Asking his former rival to join the coalition is one thing but backing him over his fellow party member is quite another. Jokowi was once emblematic of hope, symbolizing the idea that ordinary individuals without ties to “royal blood” or the military could democratically ascend to the highest office in the country. Nearly a decade later, the president paved the way for 36-year-old Gibran not only to secure the ticket but also the vice presidency itself, a feat unprecedented among his predecessors.

To put Gibran on the ballot, the eligibility criteria were modified by a Constitutional Court ruling in October. It is worth mentioning that the presiding judge in this proceeding was none other than Jokowi’s brother-in-law and Gibran’s uncle.

Prabowo’s Future Agenda

The precise rationale behind Jokowi’s controversial move remains obscure, yet it can at least be narrowed down through several speculations or a combination thereof. Viewed most favorably, Jokowi wants the next president to continue his development agenda. Viewed in the worst light, he seeks to perpetuate his power. The construction of a new capital city in Borneo and the policy of banning the export of strategic raw materials such as nickel and bauxite are two policies that are worth highlighting. As long as these programs are carried out by his successor, Jokowi appears unperturbed by criticisms from civil society that he is seeking to build a political dynasty. Whatever Jokowi’s exact motive may be, the stubborn fact remains that he chose to compromise on democratic principles in pursuit of his agenda.

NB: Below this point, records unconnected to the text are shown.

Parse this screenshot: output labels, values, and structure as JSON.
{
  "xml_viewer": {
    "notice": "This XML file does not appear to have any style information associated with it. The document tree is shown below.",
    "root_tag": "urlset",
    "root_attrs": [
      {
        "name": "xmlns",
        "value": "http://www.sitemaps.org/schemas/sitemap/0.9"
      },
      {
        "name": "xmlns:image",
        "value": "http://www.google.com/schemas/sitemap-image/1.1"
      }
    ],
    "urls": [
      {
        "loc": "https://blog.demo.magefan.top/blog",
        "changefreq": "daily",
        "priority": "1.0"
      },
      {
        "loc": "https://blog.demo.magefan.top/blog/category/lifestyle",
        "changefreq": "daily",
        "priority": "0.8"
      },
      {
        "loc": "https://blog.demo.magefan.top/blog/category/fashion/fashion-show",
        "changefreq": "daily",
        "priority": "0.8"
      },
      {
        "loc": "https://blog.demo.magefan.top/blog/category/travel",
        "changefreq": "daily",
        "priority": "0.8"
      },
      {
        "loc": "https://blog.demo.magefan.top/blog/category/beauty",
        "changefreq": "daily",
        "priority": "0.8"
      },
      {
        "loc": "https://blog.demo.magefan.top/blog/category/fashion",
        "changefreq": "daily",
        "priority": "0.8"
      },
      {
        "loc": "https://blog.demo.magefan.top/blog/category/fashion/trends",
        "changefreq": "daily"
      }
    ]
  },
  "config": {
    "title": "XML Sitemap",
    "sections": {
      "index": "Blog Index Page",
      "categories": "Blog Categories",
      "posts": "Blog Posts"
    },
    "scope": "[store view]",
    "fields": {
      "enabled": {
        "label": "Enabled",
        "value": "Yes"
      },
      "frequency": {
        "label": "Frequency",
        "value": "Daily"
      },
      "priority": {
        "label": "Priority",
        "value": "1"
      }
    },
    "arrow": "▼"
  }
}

The other pressing question that confronts us is how will Prabowo rule. How will he wield power and authority? What is his own agenda in the absence of Jokowi? Who is he really at his core? Will this union between Jokowi and Prabowo endure?

For the time being, the authors do not offer a definitive answer. One thing is nevertheless certain: Prabowo’s rehabilitation has been fully realized, with Jokowi playing the central role. His past, which ostensibly should have rendered him politically ostracized, was normalized instead. The conferment of an honorary four-star general rank upon Prabowo by the president, just two weeks after the election, stands as the most recent embodiment of his resurgence. His upcoming inauguration as Indonesia’s eighth president in October, therefore, will mark the culmination of his whitewashing.

A Jokowi-backed Prabowo may have succeeded in polishing his public image as a reformed figure who is poised to continue the current president’s agenda, presenting himself as a moderate. But the memories of old Prabowo – a strongman with authoritarian inclinations – remain ingrained in the minds of those who recall history and are unwilling to overlook it. The collective effort to hold him accountable may prove more challenging than at any time in the post-Suharto era. Nonetheless, there is a pressing need to ensure that democratic norms do not erode further under his presidency, after a degree of backsliding under the current incumbent.